**DATA TO PROCESS**.
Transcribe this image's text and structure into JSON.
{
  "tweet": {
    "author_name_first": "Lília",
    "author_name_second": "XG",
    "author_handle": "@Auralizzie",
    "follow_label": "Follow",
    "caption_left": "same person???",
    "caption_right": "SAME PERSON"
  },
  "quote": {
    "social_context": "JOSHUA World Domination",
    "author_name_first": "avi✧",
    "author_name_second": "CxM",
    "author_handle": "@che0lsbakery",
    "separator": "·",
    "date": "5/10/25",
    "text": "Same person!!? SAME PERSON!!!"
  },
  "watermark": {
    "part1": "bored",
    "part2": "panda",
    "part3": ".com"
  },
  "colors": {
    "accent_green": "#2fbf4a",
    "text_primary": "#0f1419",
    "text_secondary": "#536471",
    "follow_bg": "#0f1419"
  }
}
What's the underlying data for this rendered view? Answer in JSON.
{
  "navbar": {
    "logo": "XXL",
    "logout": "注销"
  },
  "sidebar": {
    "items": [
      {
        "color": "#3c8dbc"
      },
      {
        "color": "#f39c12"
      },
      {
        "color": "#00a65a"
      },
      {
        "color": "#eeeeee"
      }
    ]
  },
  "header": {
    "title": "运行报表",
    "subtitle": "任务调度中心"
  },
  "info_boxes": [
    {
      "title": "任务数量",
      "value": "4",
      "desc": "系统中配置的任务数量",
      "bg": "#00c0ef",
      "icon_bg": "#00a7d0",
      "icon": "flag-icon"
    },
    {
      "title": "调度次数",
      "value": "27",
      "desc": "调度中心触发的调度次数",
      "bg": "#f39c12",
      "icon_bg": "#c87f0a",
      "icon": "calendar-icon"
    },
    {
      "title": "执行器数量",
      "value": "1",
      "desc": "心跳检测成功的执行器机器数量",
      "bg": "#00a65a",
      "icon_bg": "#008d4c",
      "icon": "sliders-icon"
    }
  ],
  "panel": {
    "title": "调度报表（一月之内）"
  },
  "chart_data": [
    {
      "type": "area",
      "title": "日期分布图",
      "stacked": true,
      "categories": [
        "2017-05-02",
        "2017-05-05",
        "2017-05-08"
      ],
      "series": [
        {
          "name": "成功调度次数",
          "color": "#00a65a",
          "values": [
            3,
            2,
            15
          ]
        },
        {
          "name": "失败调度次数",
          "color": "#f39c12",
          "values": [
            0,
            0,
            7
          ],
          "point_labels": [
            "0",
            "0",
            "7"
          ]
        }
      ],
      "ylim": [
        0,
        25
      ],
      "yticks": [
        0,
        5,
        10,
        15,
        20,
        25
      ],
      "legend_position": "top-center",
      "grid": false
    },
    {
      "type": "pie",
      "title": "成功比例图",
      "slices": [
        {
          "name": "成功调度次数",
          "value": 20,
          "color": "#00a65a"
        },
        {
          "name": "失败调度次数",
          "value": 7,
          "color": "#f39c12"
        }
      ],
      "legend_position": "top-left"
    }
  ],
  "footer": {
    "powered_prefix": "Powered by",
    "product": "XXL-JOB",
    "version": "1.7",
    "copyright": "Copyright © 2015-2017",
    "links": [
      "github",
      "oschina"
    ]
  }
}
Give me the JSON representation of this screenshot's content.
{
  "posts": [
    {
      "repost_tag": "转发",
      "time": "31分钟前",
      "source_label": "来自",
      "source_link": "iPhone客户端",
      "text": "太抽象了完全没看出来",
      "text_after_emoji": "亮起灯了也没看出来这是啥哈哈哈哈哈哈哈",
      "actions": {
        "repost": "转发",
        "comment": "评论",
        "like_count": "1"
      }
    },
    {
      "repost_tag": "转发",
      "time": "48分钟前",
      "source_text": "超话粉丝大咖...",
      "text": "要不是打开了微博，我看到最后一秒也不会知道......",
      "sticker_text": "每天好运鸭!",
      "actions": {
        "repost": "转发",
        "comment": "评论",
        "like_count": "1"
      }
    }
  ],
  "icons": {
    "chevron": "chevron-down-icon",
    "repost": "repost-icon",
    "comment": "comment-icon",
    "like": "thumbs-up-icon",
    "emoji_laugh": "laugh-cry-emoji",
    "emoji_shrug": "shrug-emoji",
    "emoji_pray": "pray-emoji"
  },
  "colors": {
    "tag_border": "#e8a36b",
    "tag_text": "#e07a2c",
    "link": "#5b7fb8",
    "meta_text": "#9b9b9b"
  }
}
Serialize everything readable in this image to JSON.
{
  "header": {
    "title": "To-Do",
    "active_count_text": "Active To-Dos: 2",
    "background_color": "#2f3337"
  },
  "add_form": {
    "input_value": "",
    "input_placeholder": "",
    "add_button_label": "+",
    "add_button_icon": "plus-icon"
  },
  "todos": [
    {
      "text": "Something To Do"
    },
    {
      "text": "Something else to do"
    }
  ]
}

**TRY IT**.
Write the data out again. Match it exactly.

**TASK ANSWER**.
Transcribe this image's text and structure into JSON.
{
  "tweet": {
    "author_name_first": "Lília",
    "author_name_second": "XG",
    "author_handle": "@Auralizzie",
    "follow_label": "Follow",
    "caption_left": "same person???",
    "caption_right": "SAME PERSON"
  },
  "quote": {
    "social_context": "JOSHUA World Domination",
    "author_name_first": "avi✧",
    "author_name_second": "CxM",
    "author_handle": "@che0lsbakery",
    "separator": "·",
    "date": "5/10/25",
    "text": "Same person!!? SAME PERSON!!!"
  },
  "watermark": {
    "part1": "bored",
    "part2": "panda",
    "part3": ".com"
  },
  "colors": {
    "accent_green": "#2fbf4a",
    "text_primary": "#0f1419",
    "text_secondary": "#536471",
    "follow_bg": "#0f1419"
  }
}
What's the underlying data for this rendered view? Answer in JSON.
{
  "navbar": {
    "logo": "XXL",
    "logout": "注销"
  },
  "sidebar": {
    "items": [
      {
        "color": "#3c8dbc"
      },
      {
        "color": "#f39c12"
      },
      {
        "color": "#00a65a"
      },
      {
        "color": "#eeeeee"
      }
    ]
  },
  "header": {
    "title": "运行报表",
    "subtitle": "任务调度中心"
  },
  "info_boxes": [
    {
      "title": "任务数量",
      "value": "4",
      "desc": "系统中配置的任务数量",
      "bg": "#00c0ef",
      "icon_bg": "#00a7d0",
      "icon": "flag-icon"
    },
    {
      "title": "调度次数",
      "value": "27",
      "desc": "调度中心触发的调度次数",
      "bg": "#f39c12",
      "icon_bg": "#c87f0a",
      "icon": "calendar-icon"
    },
    {
      "title": "执行器数量",
      "value": "1",
      "desc": "心跳检测成功的执行器机器数量",
      "bg": "#00a65a",
      "icon_bg": "#008d4c",
      "icon": "sliders-icon"
    }
  ],
  "panel": {
    "title": "调度报表（一月之内）"
  },
  "chart_data": [
    {
      "type": "area",
      "title": "日期分布图",
      "stacked": true,
      "categories": [
        "2017-05-02",
        "2017-05-05",
        "2017-05-08"
      ],
      "series": [
        {
          "name": "成功调度次数",
          "color": "#00a65a",
          "values": [
            3,
            2,
            15
          ]
        },
        {
          "name": "失败调度次数",
          "color": "#f39c12",
          "values": [
            0,
            0,
            7
          ],
          "point_labels": [
            "0",
            "0",
            "7"
          ]
        }
      ],
      "ylim": [
        0,
        25
      ],
      "yticks": [
        0,
        5,
        10,
        15,
        20,
        25
      ],
      "legend_position": "top-center",
      "grid": false
    },
    {
      "type": "pie",
      "title": "成功比例图",
      "slices": [
        {
          "name": "成功调度次数",
          "value": 20,
          "color": "#00a65a"
        },
        {
          "name": "失败调度次数",
          "value": 7,
          "color": "#f39c12"
        }
      ],
      "legend_position": "top-left"
    }
  ],
  "footer": {
    "powered_prefix": "Powered by",
    "product": "XXL-JOB",
    "version": "1.7",
    "copyright": "Copyright © 2015-2017",
    "links": [
      "github",
      "oschina"
    ]
  }
}
Give me the JSON representation of this screenshot's content.
{
  "posts": [
    {
      "repost_tag": "转发",
      "time": "31分钟前",
      "source_label": "来自",
      "source_link": "iPhone客户端",
      "text": "太抽象了完全没看出来",
      "text_after_emoji": "亮起灯了也没看出来这是啥哈哈哈哈哈哈哈",
      "actions": {
        "repost": "转发",
        "comment": "评论",
        "like_count": "1"
      }
    },
    {
      "repost_tag": "转发",
      "time": "48分钟前",
      "source_text": "超话粉丝大咖...",
      "text": "要不是打开了微博，我看到最后一秒也不会知道......",
      "sticker_text": "每天好运鸭!",
      "actions": {
        "repost": "转发",
        "comment": "评论",
        "like_count": "1"
      }
    }
  ],
  "icons": {
    "chevron": "chevron-down-icon",
    "repost": "repost-icon",
    "comment": "comment-icon",
    "like": "thumbs-up-icon",
    "emoji_laugh": "laugh-cry-emoji",
    "emoji_shrug": "shrug-emoji",
    "emoji_pray": "pray-emoji"
  },
  "colors": {
    "tag_border": "#e8a36b",
    "tag_text": "#e07a2c",
    "link": "#5b7fb8",
    "meta_text": "#9b9b9b"
  }
}
Serialize everything readable in this image to JSON.
{
  "header": {
    "title": "To-Do",
    "active_count_text": "Active To-Dos: 2",
    "background_color": "#2f3337"
  },
  "add_form": {
    "input_value": "",
    "input_placeholder": "",
    "add_button_label": "+",
    "add_button_icon": "plus-icon"
  },
  "todos": [
    {
      "text": "Something To Do"
    },
    {
      "text": "Something else to do"
    }
  ]
}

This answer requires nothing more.